General Secretary of the People’s Progressive Party (PPP), Bharrat Jagdeo Wednesday night announced that his party has asked the Guyana Court of Appeal to hear an election petition that has been “languishing” in the High Court since 2015.
Addressing about 400 persons at a PPP-organised meeting in honour of the five sugar workers who were gunned down by colonial police in 1948, he said PPP lawyers have cited a recent Caribbean Court of Justice (CCJ) decision connected to the general elections there.

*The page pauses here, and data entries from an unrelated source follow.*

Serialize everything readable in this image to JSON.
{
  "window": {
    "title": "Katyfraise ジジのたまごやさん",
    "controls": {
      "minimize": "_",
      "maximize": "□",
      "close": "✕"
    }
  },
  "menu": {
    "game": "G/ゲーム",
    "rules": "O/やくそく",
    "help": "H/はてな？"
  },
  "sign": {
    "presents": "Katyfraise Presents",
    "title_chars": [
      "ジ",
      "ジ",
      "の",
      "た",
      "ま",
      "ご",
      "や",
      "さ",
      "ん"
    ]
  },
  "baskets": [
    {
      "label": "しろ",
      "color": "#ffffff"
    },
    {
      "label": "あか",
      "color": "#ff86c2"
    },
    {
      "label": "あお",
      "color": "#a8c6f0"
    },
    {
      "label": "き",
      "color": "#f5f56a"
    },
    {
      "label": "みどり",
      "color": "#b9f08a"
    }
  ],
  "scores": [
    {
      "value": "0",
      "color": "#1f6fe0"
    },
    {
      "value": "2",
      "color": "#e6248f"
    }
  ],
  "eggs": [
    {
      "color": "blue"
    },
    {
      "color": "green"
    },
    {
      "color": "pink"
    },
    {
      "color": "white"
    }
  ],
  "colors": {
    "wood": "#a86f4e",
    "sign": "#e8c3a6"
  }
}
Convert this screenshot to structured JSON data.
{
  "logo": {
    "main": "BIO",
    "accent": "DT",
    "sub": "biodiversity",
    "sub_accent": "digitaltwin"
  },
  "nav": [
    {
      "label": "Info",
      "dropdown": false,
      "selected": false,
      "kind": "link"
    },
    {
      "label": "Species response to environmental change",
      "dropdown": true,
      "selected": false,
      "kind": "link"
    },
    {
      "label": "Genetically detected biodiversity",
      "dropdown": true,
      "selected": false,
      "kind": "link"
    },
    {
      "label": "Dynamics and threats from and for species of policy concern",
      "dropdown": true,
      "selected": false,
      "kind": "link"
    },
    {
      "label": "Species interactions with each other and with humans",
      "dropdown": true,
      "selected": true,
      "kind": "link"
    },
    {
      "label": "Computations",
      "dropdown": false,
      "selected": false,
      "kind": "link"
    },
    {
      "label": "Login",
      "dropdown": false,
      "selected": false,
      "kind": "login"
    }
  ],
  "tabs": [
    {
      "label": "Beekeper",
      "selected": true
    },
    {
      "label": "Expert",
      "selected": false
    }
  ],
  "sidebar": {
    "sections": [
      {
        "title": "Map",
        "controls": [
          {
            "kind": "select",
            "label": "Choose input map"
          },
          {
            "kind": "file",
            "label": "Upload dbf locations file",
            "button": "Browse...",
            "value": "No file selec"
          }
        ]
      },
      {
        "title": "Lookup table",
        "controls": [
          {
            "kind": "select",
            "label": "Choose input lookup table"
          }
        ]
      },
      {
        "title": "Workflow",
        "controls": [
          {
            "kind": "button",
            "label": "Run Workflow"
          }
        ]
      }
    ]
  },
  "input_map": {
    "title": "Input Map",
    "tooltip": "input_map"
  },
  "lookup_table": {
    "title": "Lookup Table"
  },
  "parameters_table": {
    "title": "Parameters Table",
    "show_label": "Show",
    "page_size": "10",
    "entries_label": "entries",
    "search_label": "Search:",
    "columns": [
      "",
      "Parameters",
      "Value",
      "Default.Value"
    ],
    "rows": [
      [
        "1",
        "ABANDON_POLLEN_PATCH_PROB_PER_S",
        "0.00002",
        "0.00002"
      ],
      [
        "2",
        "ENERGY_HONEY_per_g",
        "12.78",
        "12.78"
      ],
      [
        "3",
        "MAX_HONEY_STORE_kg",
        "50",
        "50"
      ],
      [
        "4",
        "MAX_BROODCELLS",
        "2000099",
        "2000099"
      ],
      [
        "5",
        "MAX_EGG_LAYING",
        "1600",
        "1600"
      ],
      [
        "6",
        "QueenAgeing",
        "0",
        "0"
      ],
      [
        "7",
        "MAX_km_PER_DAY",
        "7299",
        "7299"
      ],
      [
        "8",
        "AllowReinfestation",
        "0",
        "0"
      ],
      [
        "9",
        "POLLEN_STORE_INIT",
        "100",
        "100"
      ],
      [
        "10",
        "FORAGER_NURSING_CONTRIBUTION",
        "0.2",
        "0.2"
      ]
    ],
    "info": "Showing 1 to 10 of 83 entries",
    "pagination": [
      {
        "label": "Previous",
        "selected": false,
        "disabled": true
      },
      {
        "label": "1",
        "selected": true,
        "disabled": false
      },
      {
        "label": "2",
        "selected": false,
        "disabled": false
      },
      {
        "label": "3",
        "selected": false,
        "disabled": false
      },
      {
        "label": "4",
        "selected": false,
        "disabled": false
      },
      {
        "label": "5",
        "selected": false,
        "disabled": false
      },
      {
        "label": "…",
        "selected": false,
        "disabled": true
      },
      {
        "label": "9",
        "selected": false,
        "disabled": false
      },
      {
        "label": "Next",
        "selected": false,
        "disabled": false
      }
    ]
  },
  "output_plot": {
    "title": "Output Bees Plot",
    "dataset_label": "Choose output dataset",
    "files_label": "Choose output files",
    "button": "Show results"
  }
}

“In our case in Guyana, we are here languishing here already three years and we are not seeing any movement forward so on this case with the GECOM Chairman, using the precedent in Barbados, we have applied to the Court of Appeal to hear this matter expeditiously because it has impact and a bearing on the elections in the future,” said Jagdeo who is also his country’s Opposition Leader.
Attorney-at-Law, Anil Nandlall told Demerara Waves that the application was filed last week, but no date has been fixed for a hearing.
Jagdeo cited the case in which St. Lucian academic Eddy Ventose, a professor of law at the Cave Hill campus of the University of the West Indies (UWI), had not been registered to vote in Barbados’ general elections held last month, but was compelled in two days by the CCJ to do so at a hearing held on a Sunday.
The PPP, through one of its parliamentarians- Ganga Persaud- filed an elections petition in June 2015, citing at least 20 reasons why the May 2105 general elections should be declared nullified. Among the grounds were the rejection of valid votes, several statements of poll used by the Guyana Elections Commission (GECOM) and/or the Chief Elections Officer, Keith Lowenfield contained arithmetic errors, multiple voting, voting by persons whose names were not on the voters’ list, and impersonation of voters.
Stating that Guyana’s laws provide for an election petition to be heard continuously, he accused the authorities of “dragging it out until the end of their term”.
Jagdeo Wednesday night criticised the judiciary, saying its apparent slothfulness was resulting in a loss of public confidence. “They are causing people to lose confidence in a judicial remedy to rig the elections by keeping our elections petition languishing there,” he said. “Our judiciary needs to understand the signal it’s sending to Guyanese and if it does not act in an expeditious manner on these matters- we are not asking for a particular outcome, we are asking for expeditious hearing of these matters but if the judiciary tolerates this sloth then they will be violating, undermining a constitutional remedy to rid flaws from our electoral process,” said Jagdeo who served as President from 1999 to 2011.